Paul GAUGUIN | Washerwomen at Pont-Aven [Les lavandières à Pont-Aven]

France 1848 – French Polynesia 1903

Washerwomen at Pont-Aven
[Les lavandières à Pont-Aven]
oil on canvas
canvas 71.0 (h) x 90.0 (w) cm
Musée d'Orsay, Paris , Purchase 1965
© RMN (Musée d'Orsay) / Hervé Lewandowski

In 1885 Gauguin fled what he saw as the strictures of his life in Copenhagen with his Danish wife Mette and her family. Arriving back in Paris he hoped to be actively engaged as an artist, but very few financial prospects appeared. In August of that year he lamented:

I have no money, no house, no furniture—only a promise of work from Bouillot if he has any. If he has, I shall rent a little studio from him and work and sleep there. I shall buy whatever food I can afford. If I sell some pictures, I shall go next summer to an out of the way spot in Brittany to paint pictures and live economically. Brittany is still the cheapest place for living. When I get over the worst, if business looks up, and my talents get suitably rewarded, I shall think of settling down somewhere.1

The following year, in the summer months of July to October, he settled in Brittany, seeking refuge from his penury and hoping to focus more completely on his art in a more exotic location. It was here that he painted the present work. In it we find that the artist is still under the pre-Pointillist stylistic influence of Camille Pissarro who, along with Edgar Degas, had invited Gauguin to join the fourth Impressionist exhibition in Paris in 1879; he continued to exhibit with the group until their demise with the eighth exhibition in 1886. For Washerwomen at Pont-Aven, Gauguin’s brushstrokes are small and feathery and his outlines indistinct, with an emphasis instead on the immediate perception of motifs. The palette is lightened compared with his earlier Corot-inspired landscapes, and heightened with reds, oranges, blues and greens.

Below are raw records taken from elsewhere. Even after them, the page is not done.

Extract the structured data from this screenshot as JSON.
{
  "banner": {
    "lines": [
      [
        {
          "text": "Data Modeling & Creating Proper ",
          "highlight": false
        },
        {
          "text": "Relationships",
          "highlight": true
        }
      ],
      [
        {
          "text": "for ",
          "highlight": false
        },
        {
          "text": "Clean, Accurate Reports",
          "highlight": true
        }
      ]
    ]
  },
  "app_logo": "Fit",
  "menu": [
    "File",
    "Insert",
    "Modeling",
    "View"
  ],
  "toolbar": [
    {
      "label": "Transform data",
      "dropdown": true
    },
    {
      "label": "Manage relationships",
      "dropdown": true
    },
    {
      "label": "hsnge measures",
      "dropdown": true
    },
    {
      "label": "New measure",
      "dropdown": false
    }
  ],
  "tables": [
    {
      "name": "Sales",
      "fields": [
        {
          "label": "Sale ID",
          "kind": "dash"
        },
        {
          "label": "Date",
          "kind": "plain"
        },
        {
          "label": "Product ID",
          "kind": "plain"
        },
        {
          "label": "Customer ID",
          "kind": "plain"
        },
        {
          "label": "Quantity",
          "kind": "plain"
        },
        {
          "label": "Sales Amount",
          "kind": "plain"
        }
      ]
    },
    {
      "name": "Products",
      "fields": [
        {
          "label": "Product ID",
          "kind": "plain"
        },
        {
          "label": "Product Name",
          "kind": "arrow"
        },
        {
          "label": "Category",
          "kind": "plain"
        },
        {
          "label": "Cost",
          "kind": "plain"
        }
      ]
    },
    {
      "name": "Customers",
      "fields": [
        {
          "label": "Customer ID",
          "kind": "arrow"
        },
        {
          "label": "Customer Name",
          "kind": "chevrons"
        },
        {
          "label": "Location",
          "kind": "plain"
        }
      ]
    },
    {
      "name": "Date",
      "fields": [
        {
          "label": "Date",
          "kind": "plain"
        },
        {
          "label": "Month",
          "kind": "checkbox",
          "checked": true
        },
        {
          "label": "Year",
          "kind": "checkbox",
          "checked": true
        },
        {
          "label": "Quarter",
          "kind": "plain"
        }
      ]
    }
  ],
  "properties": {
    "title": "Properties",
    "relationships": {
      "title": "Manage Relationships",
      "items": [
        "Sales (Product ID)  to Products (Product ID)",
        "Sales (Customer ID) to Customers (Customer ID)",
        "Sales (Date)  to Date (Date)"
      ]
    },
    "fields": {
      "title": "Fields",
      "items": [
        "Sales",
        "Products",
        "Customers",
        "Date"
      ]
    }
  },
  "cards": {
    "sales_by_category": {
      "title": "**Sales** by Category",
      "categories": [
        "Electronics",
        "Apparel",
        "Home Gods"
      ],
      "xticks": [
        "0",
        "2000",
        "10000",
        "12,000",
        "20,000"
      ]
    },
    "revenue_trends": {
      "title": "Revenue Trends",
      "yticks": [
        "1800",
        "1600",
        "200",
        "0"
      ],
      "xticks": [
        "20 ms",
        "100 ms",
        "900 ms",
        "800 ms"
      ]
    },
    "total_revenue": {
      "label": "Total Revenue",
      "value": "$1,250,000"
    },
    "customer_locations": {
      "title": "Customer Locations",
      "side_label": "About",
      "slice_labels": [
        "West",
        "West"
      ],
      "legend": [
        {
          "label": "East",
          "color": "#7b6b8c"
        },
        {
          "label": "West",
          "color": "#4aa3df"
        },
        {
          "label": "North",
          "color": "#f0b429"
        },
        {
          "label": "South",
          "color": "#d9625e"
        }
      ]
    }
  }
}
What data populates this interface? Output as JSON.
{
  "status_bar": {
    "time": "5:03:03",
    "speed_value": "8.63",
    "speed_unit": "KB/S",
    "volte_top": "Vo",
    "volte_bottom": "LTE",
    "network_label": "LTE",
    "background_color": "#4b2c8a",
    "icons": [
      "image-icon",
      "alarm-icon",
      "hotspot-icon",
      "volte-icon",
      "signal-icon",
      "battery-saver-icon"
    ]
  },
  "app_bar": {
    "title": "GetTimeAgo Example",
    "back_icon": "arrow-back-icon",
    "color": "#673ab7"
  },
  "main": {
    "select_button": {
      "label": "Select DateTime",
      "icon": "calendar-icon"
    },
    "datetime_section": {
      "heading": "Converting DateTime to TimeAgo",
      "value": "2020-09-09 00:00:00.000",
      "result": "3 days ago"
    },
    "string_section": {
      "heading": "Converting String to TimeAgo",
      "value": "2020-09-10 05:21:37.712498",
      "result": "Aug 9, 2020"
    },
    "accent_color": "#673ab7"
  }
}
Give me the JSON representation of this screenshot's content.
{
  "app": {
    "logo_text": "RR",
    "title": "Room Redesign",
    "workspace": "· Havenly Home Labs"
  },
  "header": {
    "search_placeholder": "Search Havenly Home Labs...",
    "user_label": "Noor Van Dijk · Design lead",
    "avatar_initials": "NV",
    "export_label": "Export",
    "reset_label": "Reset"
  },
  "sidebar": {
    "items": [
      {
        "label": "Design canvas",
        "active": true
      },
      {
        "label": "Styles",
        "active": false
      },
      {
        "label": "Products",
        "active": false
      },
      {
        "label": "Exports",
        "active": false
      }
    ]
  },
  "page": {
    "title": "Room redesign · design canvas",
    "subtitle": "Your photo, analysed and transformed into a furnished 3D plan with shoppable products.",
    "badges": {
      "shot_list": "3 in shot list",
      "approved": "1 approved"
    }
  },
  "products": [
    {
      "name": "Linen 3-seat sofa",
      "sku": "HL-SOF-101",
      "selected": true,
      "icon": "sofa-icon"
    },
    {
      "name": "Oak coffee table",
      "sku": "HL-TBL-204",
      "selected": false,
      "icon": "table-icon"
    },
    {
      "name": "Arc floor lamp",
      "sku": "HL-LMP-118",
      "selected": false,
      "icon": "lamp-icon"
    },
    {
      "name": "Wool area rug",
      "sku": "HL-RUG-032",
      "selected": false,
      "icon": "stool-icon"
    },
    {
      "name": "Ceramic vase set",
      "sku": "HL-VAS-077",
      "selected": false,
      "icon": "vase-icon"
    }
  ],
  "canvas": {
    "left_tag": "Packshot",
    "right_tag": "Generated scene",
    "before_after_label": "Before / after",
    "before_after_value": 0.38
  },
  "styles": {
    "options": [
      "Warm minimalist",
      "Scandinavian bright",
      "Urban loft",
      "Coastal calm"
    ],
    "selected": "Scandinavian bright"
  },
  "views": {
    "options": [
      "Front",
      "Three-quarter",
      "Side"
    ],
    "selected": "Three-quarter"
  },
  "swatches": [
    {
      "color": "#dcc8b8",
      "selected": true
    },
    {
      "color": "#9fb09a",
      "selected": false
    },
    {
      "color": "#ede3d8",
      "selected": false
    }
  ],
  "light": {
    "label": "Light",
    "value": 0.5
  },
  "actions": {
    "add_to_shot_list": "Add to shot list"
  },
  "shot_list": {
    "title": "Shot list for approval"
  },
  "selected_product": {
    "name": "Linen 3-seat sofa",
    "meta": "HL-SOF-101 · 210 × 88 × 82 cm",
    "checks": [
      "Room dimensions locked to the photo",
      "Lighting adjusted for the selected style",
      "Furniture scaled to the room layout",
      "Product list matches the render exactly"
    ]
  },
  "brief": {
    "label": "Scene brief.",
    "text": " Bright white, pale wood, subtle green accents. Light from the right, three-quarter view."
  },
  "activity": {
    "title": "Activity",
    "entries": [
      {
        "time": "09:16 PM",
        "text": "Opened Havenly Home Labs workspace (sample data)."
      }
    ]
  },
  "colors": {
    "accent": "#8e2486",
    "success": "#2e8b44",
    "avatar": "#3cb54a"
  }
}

The location depicted is the old Saint-Guéolé Mill owned by the Simonou family of Pont-Aven. The focus, however, is not on the women themselves, but on their surrounds—the house, mill, barn and stable nestling amongst the trees, with a cloud-filled sky above. Gauguin has also included a sailing boat on the water. The figures of the washerwomen are derived from sketches the artist made in his notebooks of this period. The overall forms, composed with loose brushwork, suggest the wildness of the location, something Gauguin was later to recall in a letter to his friend the artist Emile Schuffenecker, when he wrote: ‘I like Brittany, it is savage and primitive. The flat sound of my wooden clogs on the cobblestones, deep, hollow and powerful, is the note I seek in my painting.’2

Jane Kinsman

Text © National Gallery of Australia, Canberra 2009
From Masterpieces from Paris: Van Gogh, Cézanne, Gauguin and beyond Post-Impressionism from the Musée d'Orsay exhibition book, National Gallery of Australia, Canberra 2009

  1. Letter to Mette, 19 August 1885, letter 24, Maurice Malingue (ed.), Paul Gauguin: letters to his wife and friends, London: Saturn Press 1946, pp. 48–49. His former landlord Jules Bouillot was a sculptor who taught Gauguin techniques.
  2. February or early March 1888, letter 141, in Victor Merlhès (ed.), Correspondance de Paul Gauguin, Paris: Foundation Singer-Polignac 1984, quoted in Richard Brettel, Françoise Cachin, Claire Frèches-Thory et al., The art of Paul Gauguin, Washington D.C.: National Gallery of Art; Chicago: Art Institute of Chicago 1988, p. 55.